>> needs it. This is going to come AFTER iterators, probably.
> Smart pointers? What are pointers?

Then you agree with me! Beginner C++ should be passing things by value
or by reference instead of by pointer as much as possible, and
idiomatic C++ reflects this. (There's a reason that move semantics
were such a big deal in the discussions leading up to C++11; that's
what allows pass-by-value to operate efficiently.)

>> You're right that learning C++ to a level that you can write
>> enterprise-grade software is a long and arduous education, but that
>> doesn't mean that you have to jump in with both feet.
> I guess I don't see the point of teaching C++ except as an elective. If you're a CS/EE major, you need to deal with the metal eventually[1], so you might as well go Python/Lua/Scheme then C then assembly. If you're not a CS/EE major, study Python/numpy and Excel, and run circles around the EEs.

As mentioned upthread, there's no point in teaching C when you could
be teaching C++. C++ can do literally everything C can, and it can do
it with syntax that's much friendlier and much less error-prone. Even
the argument about being better in restricted environments is proven
to not hold water, because Arduino's primary language is C++. (That's
not to say that the C++ STL is suitable for restricted environments.
That's a separate argument.) In fact, learning C before learning C++
I've found tends to HURT your ability to write good C++ until you've
unlearned some habits.

High level language -> C -> assembly is really a pretty bad path
nowadays. The demand for assembly skill is ridiculously small. I'm a
CS major myself, and I've only ever written assembly for the fun of it
on retro systems (and an attempt to write a C++ compiler, which got
aborted due to the instructor vanishing). I've never had demand to
write so much as a single line of assembly code in a professional
context.
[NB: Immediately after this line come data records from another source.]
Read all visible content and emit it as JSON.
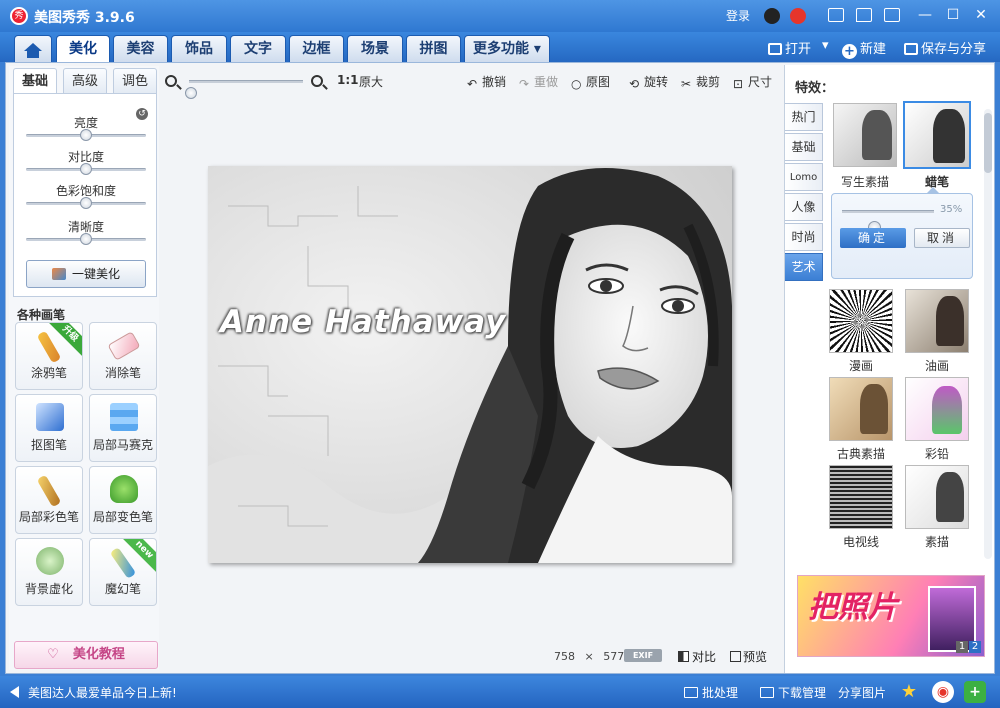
{
  "titlebar": {
    "title": "美图秀秀 3.9.6",
    "logo_text": "秀",
    "login": "登录",
    "window_controls": [
      "—",
      "☐",
      "✕"
    ]
  },
  "menu": {
    "tabs": [
      "美化",
      "美容",
      "饰品",
      "文字",
      "边框",
      "场景",
      "拼图",
      "更多功能 ▾"
    ],
    "active": "美化",
    "open_label": "打开",
    "open_arrow": "▾",
    "new_label": "新建",
    "save_label": "保存与分享"
  },
  "left": {
    "tabs": [
      "基础",
      "高级",
      "调色"
    ],
    "adjust": [
      {
        "label": "亮度",
        "value": 0.5
      },
      {
        "label": "对比度",
        "value": 0.5
      },
      {
        "label": "色彩饱和度",
        "value": 0.5
      },
      {
        "label": "清晰度",
        "value": 0.5
      }
    ],
    "one_key_label": "一键美化",
    "brush_section": "各种画笔",
    "brushes": [
      {
        "label": "涂鸦笔",
        "badge": "升级",
        "icon": "brush-icon"
      },
      {
        "label": "消除笔",
        "badge": "",
        "icon": "eraser-icon"
      },
      {
        "label": "抠图笔",
        "badge": "",
        "icon": "cutout-pen-icon"
      },
      {
        "label": "局部马赛克",
        "badge": "",
        "icon": "mosaic-icon"
      },
      {
        "label": "局部彩色笔",
        "badge": "",
        "icon": "color-brush-icon"
      },
      {
        "label": "局部变色笔",
        "badge": "",
        "icon": "paint-bucket-icon"
      },
      {
        "label": "背景虚化",
        "badge": "",
        "icon": "blur-icon"
      },
      {
        "label": "魔幻笔",
        "badge": "new",
        "icon": "magic-pen-icon"
      }
    ],
    "tutorial_label": "美化教程"
  },
  "toolbar": {
    "zoom_ratio": "1:1",
    "original_size": "原大",
    "undo": "撤销",
    "redo": "重做",
    "original": "原图",
    "rotate": "旋转",
    "crop": "裁剪",
    "size": "尺寸"
  },
  "canvas": {
    "caption": "Anne Hathaway",
    "width": "758",
    "times": "×",
    "height": "577",
    "exif": "EXIF",
    "compare": "对比",
    "preview": "预览"
  },
  "right": {
    "title": "特效：",
    "categories": [
      "热门",
      "基础",
      "Lomo",
      "人像",
      "时尚",
      "艺术"
    ],
    "active_category": "艺术",
    "top_effects": [
      {
        "label": "写生素描",
        "selected": false
      },
      {
        "label": "蜡笔",
        "selected": true
      }
    ],
    "panel": {
      "percent": "35%",
      "value": 0.35,
      "ok": "确定",
      "cancel": "取消"
    },
    "effects": [
      "漫画",
      "油画",
      "古典素描",
      "彩铅",
      "电视线",
      "素描"
    ],
    "ad_text": "把照片",
    "ad_pages": [
      "1",
      "2"
    ]
  },
  "statusbar": {
    "message": "美图达人最爱单品今日上新!",
    "batch": "批处理",
    "download": "下载管理",
    "share": "分享图片"
  },
  "colors": {
    "accent": "#3b7fd4",
    "selected_border": "#3b8be4",
    "tutorial_pink": "#c54687"
  }
}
If you're going to teach assembler in school, you should be
teaching it on a toy model as a didactic tool for understanding the
low-level functioning of the CPU instead of teaching it as an actual
programming language.

Meanwhile, modern C++ is a sufficiently high-level language that if
you come at it with an open mind (instead of with prejudices derived
from the disaster that was pre-C++11 in a world that had to support
Visual Studio 6 long past its obsolescence) you'll find a much more
modern and comfortable experience than you might have expected.
There's nothing wrong with Python, and Scheme is a FANTASTIC teaching
language -- but as a SECOND language, where the significance of its
paradigm can be fully appreciated -- but it's not a necessary step in
the process.
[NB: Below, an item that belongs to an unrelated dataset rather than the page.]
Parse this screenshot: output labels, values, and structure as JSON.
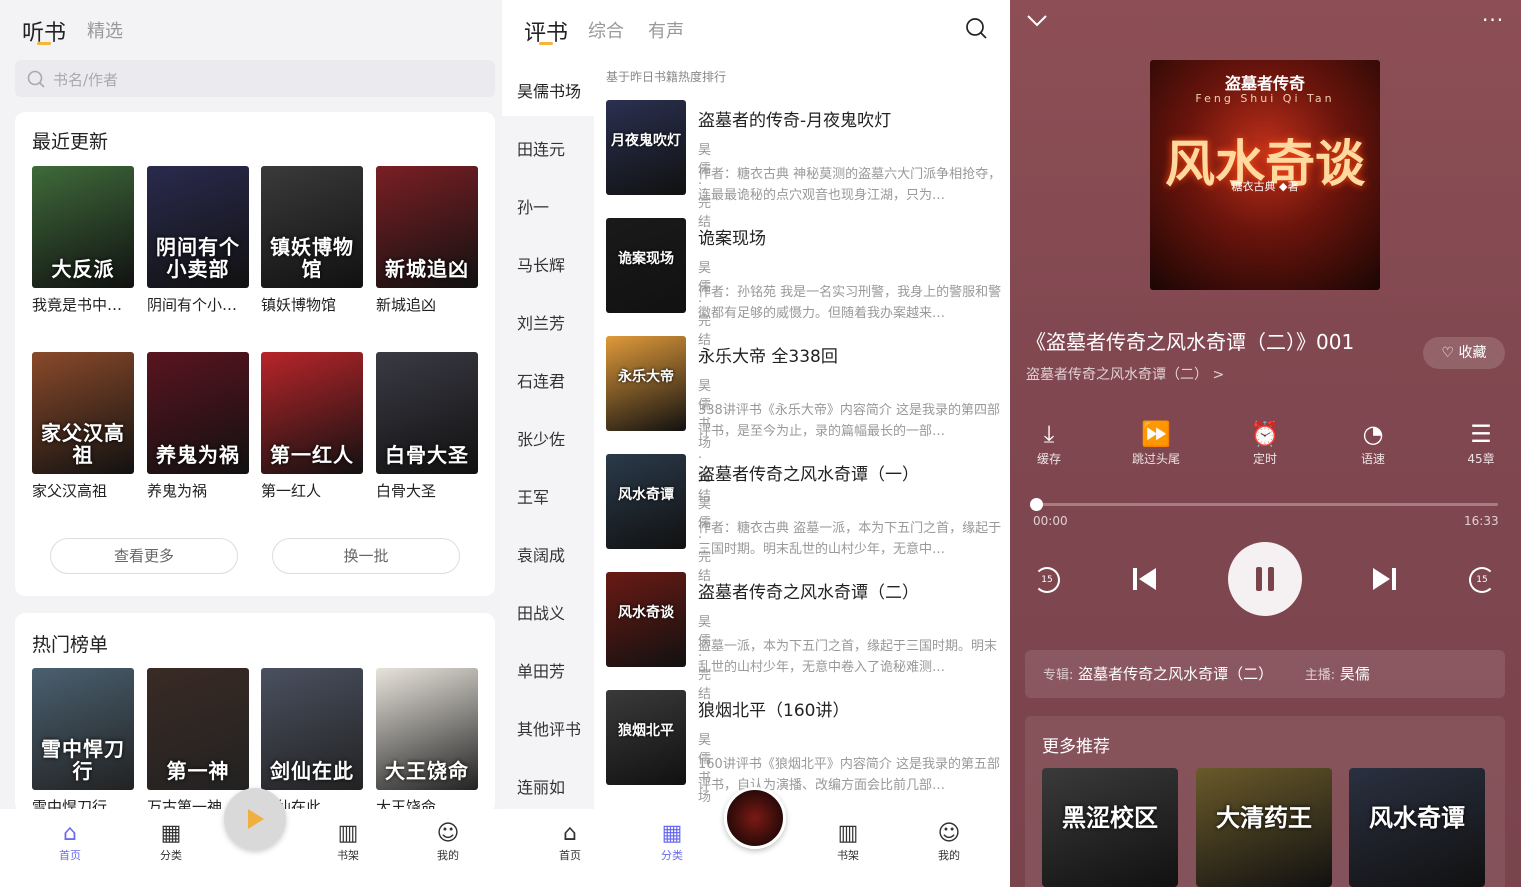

That said, I already said upthread that I think that there are
possibly better choices than C++. C# is closer, even though I'd rather
use C++ for real work.

Lua is a good lightweight general-purpose language, don't get me
wrong, and there's probably nothing wrong with exposing fledgling
programmers to it. But in terms of actually building engineering
skill, I think starting off with a statically-typed object-oriented
language is a better choice.

/s/ Adam